March is Women’s History Month and the National Women’s History Project selects a theme each year because, hey, women like to add detail and accessories. While searching through their archives, I came across 2012’s theme – “Women’s Education – Women’s Empowerment”, and although it is so last year, education and empowerment are timelessly relevant! The NWHP honored a group of women, who were pioneering teachers and advocates to advanced learning. One of the honorees embodied both distinctions despite having only one student her entire teaching career, Annie Sullivan.

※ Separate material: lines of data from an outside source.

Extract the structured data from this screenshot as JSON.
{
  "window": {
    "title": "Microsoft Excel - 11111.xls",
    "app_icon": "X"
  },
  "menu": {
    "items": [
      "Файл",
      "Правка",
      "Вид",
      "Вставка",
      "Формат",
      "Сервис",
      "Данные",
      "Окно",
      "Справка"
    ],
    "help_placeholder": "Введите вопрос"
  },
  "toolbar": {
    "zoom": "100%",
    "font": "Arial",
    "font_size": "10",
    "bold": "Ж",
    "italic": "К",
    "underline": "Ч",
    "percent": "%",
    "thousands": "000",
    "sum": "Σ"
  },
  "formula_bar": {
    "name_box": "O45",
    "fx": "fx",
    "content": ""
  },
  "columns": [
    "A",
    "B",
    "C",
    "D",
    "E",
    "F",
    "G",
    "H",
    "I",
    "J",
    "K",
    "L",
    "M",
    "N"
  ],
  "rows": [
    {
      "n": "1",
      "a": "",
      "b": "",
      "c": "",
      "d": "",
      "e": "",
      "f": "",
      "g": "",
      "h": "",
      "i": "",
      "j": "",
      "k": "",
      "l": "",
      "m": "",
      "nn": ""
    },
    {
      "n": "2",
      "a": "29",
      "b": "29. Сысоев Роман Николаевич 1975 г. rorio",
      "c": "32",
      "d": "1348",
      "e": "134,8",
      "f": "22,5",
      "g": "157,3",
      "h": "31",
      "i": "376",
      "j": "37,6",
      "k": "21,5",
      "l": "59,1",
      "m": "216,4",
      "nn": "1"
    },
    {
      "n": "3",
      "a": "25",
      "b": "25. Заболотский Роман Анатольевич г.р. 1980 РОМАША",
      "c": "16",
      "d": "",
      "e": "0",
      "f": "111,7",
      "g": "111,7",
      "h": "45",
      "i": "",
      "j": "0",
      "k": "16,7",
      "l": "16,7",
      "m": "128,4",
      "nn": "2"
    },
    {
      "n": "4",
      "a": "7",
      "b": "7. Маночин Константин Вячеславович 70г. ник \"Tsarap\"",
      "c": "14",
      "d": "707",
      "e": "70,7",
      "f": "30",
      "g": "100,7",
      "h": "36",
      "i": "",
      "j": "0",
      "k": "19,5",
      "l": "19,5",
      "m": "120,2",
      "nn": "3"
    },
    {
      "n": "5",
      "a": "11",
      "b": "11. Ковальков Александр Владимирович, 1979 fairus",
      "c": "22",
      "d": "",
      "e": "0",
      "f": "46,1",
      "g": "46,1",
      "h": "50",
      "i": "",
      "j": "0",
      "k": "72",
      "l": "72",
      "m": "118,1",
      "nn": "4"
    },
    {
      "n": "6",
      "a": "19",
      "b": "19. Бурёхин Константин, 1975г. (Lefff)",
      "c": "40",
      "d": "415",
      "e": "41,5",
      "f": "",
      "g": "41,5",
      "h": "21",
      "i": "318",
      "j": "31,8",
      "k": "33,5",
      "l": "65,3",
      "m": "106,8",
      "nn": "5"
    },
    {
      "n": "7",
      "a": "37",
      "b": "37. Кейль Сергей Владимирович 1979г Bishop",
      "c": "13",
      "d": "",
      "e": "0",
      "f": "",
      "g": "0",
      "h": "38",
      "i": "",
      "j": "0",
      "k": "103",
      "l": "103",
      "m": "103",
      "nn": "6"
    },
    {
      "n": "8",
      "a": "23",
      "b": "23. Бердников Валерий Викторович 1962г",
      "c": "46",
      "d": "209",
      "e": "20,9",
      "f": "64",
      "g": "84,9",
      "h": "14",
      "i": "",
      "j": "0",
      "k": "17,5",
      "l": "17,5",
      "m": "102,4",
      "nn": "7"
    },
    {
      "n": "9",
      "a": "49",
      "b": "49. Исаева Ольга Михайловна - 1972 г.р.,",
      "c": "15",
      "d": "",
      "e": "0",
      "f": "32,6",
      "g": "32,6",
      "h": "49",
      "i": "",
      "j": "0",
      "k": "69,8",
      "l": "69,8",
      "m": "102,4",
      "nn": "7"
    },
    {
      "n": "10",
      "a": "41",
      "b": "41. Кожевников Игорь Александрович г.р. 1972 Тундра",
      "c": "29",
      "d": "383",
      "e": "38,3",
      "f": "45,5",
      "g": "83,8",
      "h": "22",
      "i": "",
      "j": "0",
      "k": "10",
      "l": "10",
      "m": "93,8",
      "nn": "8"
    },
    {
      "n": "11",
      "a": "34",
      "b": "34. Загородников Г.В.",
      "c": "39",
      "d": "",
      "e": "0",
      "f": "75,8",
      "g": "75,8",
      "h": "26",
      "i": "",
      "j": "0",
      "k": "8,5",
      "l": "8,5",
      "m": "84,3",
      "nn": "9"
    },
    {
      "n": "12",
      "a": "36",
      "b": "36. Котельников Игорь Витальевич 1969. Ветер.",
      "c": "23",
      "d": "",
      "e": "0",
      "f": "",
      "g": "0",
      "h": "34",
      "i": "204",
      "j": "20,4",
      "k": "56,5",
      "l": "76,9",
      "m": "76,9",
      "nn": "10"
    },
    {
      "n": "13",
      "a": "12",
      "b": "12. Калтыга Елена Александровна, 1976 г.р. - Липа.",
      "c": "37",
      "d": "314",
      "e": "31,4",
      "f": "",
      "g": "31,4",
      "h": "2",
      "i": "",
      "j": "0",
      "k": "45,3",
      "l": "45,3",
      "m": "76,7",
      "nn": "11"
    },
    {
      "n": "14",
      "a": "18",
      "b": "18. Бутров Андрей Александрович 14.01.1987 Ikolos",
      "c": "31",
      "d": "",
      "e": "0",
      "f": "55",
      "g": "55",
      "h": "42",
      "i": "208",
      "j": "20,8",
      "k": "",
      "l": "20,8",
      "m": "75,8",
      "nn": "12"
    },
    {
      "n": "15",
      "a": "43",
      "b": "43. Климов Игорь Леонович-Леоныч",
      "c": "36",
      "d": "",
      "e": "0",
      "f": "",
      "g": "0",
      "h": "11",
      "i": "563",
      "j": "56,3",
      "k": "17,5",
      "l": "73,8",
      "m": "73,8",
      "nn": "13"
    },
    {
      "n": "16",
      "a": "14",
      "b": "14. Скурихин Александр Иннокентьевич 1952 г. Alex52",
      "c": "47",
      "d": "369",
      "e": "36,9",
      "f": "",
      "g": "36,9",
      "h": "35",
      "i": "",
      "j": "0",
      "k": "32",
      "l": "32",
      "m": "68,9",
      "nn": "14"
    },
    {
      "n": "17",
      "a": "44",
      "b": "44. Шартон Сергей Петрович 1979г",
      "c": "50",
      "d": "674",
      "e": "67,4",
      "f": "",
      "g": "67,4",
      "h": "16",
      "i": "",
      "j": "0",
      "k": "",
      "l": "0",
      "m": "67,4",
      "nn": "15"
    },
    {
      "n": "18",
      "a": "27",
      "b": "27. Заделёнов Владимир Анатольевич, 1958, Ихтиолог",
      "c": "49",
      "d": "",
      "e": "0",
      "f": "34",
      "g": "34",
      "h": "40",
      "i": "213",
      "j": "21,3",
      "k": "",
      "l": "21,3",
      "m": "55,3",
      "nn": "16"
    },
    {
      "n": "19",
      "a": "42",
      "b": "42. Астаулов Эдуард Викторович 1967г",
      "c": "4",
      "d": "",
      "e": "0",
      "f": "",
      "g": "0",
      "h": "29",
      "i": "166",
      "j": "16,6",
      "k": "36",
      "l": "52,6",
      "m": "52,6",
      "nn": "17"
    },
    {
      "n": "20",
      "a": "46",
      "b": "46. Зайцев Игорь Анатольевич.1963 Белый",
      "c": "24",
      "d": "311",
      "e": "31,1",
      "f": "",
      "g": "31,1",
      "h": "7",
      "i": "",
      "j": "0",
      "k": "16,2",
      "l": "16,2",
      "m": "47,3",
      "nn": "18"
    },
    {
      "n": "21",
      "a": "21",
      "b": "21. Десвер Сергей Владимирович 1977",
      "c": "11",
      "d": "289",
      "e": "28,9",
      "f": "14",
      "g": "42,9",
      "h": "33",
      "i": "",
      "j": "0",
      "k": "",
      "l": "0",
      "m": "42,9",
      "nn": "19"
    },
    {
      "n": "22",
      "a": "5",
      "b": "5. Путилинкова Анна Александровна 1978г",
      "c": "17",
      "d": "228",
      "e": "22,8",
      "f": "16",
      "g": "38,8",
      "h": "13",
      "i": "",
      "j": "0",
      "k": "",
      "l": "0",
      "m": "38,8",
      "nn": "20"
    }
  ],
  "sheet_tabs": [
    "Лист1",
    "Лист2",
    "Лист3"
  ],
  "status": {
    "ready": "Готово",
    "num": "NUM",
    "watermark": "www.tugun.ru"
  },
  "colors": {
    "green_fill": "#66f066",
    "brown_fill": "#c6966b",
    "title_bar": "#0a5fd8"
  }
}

I was well aware of Sullivan; the first person to successfully teach a deaf-blind and mute child, Helen Keller. I even recall the movie, “The Miracle Worker”, rightly named for the tremendous effort and compassion it took to reach Keller, and the accomplishments that followed. What quietly inspired me was Sullivan’s personal journey, prior to meeting Keller.

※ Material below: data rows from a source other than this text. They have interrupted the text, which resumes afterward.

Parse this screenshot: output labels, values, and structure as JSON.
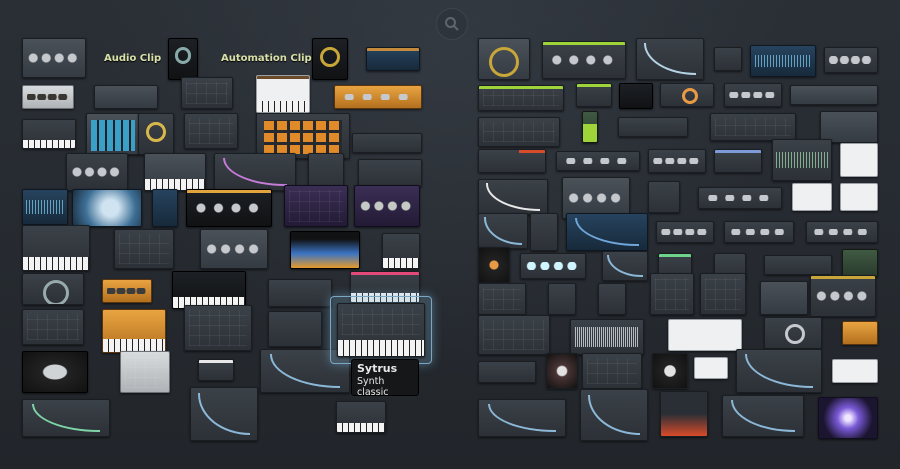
{
  "labels": {
    "audio_clip": "Audio Clip",
    "automation_clip": "Automation Clip"
  },
  "tooltip": {
    "title": "Sytrus",
    "subtitle": "Synth classic"
  },
  "colors": {
    "background": "#262b31",
    "accent_green": "#9fd33a",
    "label_text": "#d9e0a8",
    "highlight": "#7aa7c4"
  },
  "icons": {
    "search": "search-icon"
  }
}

Annie Sullivan was no stranger to adversity. By age four she was legally blind, by age 9 she was orphaned after her mother died of tuberculosis, and her father abandoned the family. She and a brother were sent to the poor house where he died a few months after their arrival. Tragic events weaved the tapestry of Sullivan’s childhood; yet, she found an interest in learning while being read to by prostitutes. Understanding the opportunity education would give her, she requested to be sent to school. Her experience at the Perkins Institution for the Blind was a tumultuous transition, having difficulty with authority figures and lagging behind in social graces, keeping her isolated. Nevertheless, her thirst for knowledge and her ability to adapt pushed her educational endeavors forward. She claimed, “Gradually, I began to accept things as they were, and rebel less and less. The realization came to me that I could not alter anything but myself…”
Annie Sullivan is an exemplary TURNING STONEchoice model. She understood she could not control life’s events, but could control her responses. She chose to live a full, and purpose filled life, regardless of the circumstances, making self-empowering choices that eventually not only benefitted her and Keller, but generations of teachers and students that would emulate her teaching model. If not for her awe inspiring choices as a young child there would be no Miracle Worker.
Please visit http://www.turningstonechoice.com for more information on TURNING STONEchoice and its process.
~Sammy @TURNING STONEchoice